*** Source material Section Begins ***

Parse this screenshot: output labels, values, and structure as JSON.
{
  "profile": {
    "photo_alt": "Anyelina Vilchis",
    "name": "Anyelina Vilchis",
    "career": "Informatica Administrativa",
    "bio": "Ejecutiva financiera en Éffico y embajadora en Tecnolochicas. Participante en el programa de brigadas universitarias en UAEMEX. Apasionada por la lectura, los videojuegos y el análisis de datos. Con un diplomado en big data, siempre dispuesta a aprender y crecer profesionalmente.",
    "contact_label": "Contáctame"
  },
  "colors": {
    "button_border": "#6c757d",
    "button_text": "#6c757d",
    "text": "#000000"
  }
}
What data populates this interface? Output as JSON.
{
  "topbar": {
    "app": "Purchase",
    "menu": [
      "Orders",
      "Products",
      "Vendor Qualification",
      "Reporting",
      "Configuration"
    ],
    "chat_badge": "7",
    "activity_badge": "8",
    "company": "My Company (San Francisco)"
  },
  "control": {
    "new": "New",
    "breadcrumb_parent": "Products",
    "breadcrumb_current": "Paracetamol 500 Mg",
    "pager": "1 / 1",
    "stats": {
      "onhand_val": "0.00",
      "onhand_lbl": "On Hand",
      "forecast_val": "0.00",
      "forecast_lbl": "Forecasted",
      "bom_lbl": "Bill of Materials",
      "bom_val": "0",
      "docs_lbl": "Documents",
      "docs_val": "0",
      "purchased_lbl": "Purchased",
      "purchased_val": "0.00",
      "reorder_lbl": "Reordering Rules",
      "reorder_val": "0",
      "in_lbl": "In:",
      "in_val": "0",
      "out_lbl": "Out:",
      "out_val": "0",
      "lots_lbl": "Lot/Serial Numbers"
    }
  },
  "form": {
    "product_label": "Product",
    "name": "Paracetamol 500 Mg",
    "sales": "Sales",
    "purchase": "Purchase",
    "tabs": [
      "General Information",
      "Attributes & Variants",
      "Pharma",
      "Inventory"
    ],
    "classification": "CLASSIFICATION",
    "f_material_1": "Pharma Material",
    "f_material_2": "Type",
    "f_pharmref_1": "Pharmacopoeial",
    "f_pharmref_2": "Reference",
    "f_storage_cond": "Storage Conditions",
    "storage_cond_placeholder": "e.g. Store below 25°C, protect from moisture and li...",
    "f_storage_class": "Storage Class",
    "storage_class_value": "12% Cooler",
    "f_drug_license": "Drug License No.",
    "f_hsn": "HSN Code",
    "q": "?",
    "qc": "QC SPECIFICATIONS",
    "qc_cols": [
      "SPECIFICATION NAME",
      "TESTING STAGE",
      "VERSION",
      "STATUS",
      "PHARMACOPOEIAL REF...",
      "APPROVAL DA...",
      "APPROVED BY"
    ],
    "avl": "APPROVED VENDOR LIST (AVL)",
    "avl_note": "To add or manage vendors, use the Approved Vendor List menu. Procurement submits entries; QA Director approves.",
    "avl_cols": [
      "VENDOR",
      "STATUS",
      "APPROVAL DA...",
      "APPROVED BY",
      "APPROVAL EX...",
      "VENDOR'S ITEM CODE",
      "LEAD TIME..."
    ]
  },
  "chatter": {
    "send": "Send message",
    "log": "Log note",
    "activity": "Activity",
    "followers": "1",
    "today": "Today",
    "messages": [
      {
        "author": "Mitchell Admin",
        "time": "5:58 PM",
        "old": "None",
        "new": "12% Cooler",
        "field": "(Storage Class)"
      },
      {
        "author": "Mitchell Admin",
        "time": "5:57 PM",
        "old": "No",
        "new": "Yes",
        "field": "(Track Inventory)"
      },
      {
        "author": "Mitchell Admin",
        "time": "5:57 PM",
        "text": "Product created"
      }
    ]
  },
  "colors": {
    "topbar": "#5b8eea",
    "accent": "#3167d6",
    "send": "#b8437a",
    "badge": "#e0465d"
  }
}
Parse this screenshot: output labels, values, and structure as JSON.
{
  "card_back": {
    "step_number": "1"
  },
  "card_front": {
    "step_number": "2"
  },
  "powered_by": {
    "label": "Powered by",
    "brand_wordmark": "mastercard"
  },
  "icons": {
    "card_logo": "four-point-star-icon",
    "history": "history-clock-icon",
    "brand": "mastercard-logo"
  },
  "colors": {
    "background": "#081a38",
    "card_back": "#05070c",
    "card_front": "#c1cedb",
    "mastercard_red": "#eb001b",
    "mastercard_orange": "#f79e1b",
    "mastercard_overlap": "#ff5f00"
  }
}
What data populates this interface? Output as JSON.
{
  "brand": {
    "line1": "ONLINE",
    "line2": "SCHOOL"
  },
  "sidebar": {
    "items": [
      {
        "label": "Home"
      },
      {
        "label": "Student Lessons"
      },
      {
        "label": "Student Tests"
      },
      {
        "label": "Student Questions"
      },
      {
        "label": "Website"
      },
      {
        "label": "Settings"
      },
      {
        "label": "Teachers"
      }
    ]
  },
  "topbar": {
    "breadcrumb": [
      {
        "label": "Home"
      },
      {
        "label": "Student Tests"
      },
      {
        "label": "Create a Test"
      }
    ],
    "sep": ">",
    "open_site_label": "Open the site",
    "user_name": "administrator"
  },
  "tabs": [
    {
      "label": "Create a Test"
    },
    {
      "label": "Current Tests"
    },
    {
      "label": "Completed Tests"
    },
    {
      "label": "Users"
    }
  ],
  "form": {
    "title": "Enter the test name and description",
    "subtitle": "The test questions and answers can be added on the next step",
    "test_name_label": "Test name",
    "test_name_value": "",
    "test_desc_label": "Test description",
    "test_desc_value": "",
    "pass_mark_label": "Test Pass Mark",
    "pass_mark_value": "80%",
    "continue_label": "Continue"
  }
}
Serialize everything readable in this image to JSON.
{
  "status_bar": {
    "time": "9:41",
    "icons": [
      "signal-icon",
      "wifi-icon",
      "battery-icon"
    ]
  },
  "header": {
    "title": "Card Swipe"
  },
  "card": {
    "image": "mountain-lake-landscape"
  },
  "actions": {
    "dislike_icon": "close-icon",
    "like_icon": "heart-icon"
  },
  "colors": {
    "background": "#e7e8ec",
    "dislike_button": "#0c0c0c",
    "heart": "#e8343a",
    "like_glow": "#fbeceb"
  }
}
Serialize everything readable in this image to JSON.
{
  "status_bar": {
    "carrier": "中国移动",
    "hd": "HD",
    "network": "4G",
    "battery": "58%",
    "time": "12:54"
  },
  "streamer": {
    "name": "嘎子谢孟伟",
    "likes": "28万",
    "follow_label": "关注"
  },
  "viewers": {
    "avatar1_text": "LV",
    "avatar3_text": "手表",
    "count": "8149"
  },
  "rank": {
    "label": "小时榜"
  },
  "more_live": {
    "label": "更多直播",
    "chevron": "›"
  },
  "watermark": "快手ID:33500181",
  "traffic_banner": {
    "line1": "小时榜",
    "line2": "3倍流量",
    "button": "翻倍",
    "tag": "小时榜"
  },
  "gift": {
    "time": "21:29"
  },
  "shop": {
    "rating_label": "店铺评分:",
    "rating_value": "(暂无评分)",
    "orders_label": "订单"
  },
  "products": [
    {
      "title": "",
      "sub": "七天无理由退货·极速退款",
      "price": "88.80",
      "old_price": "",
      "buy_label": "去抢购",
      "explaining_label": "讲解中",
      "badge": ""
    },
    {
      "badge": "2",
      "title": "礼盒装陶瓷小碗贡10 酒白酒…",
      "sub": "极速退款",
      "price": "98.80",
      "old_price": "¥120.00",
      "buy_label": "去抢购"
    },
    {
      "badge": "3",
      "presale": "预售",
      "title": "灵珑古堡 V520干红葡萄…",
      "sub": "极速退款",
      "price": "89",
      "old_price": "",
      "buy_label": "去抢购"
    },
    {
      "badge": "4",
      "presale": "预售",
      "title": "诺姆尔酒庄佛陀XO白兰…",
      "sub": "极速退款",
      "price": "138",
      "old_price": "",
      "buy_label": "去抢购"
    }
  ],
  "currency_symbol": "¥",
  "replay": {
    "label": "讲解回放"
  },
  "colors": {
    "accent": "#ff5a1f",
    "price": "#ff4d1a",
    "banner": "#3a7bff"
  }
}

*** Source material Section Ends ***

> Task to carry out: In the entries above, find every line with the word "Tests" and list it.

> Response:
        "label": "Student Tests"
        "label": "Student Tests"
      "label": "Current Tests"
      "label": "Completed Tests"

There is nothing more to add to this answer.